If people learned to be more open-minded, especially towards opposing subjects, and learned to compromise - instead of merely "reenacting" nature's flaws - there would be a LOT less confusion in the world.

In a way, Rorschach is kinda who you don't need to be because you'd be completely closed off to compromise and reason, except for justification of your own reasoning. Therefore meaning ecological coexistence with someone like Rorschach would be impossible, save for opposing reasons.

In an ecological sense, Life is a much less valued commodity than Intelligence, given the fact it is in less abundance than what's naturally present on our Earth. And in that respect, intelligence can be extended for longer than the average lifespan by passing that information on through books and recorded media. In a plausible future, life will possibly lose value significantly against intellect, being that synthetic and augmented life-forms will have value based on the amount of information they can create - and that life could possibly be extended indefinitely, lessening its value substantially.

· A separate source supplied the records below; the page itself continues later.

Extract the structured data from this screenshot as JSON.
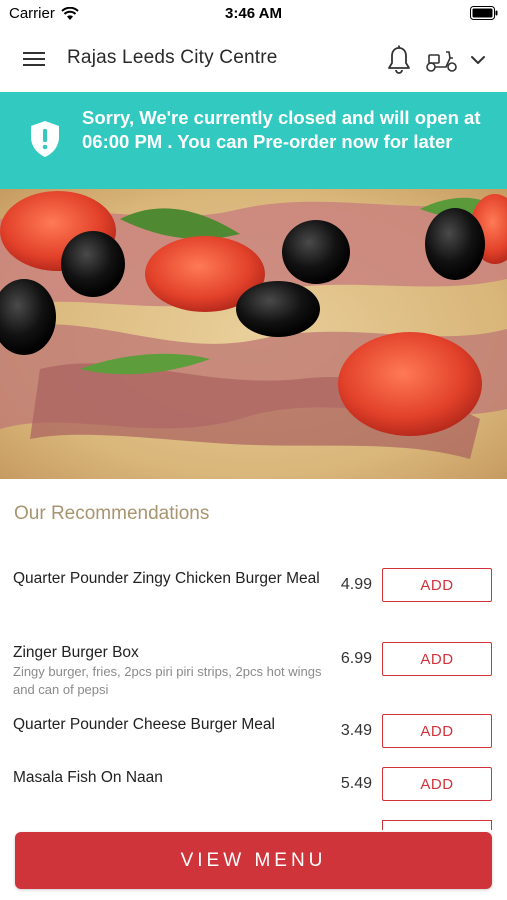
{
  "status_bar": {
    "carrier": "Carrier",
    "time": "3:46 AM"
  },
  "header": {
    "store_name": "Rajas Leeds City Centre"
  },
  "banner": {
    "message": "Sorry, We're currently closed and will open at 06:00 PM . You can Pre-order now for later",
    "color": "#32c9c0"
  },
  "recommendations": {
    "title": "Our Recommendations",
    "items": [
      {
        "name": "Quarter Pounder Zingy Chicken Burger Meal",
        "description": "",
        "price": "4.99",
        "button": "ADD"
      },
      {
        "name": "Zinger Burger Box",
        "description": "Zingy burger, fries, 2pcs piri piri strips, 2pcs hot wings and can of pepsi",
        "price": "6.99",
        "button": "ADD"
      },
      {
        "name": "Quarter Pounder Cheese Burger Meal",
        "description": "",
        "price": "3.49",
        "button": "ADD"
      },
      {
        "name": "Masala Fish On Naan",
        "description": "",
        "price": "5.49",
        "button": "ADD"
      }
    ]
  },
  "footer": {
    "view_menu_label": "VIEW MENU"
  },
  "colors": {
    "accent": "#d0343b",
    "title_gold": "#a89570"
  }
}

Yes, my ideas are that far ahead.

Jack Camwell said...

Wade,
Thank you for visiting my little patch of internet space.

I honestly can't add anything to your comment, because I think you're right. Your response is very well reasoned, and I like where you went with it.

Greater open-mindedness in myself and other people is something I'm trying to achieve, in an ironic way.

P.S. - Your comments didn't publish immediately because the spam filter flagged it for some reason. Please don't think I was trying to censor you or anything (comment moderation is off here, because I don't even want the temptation of censoring anyone).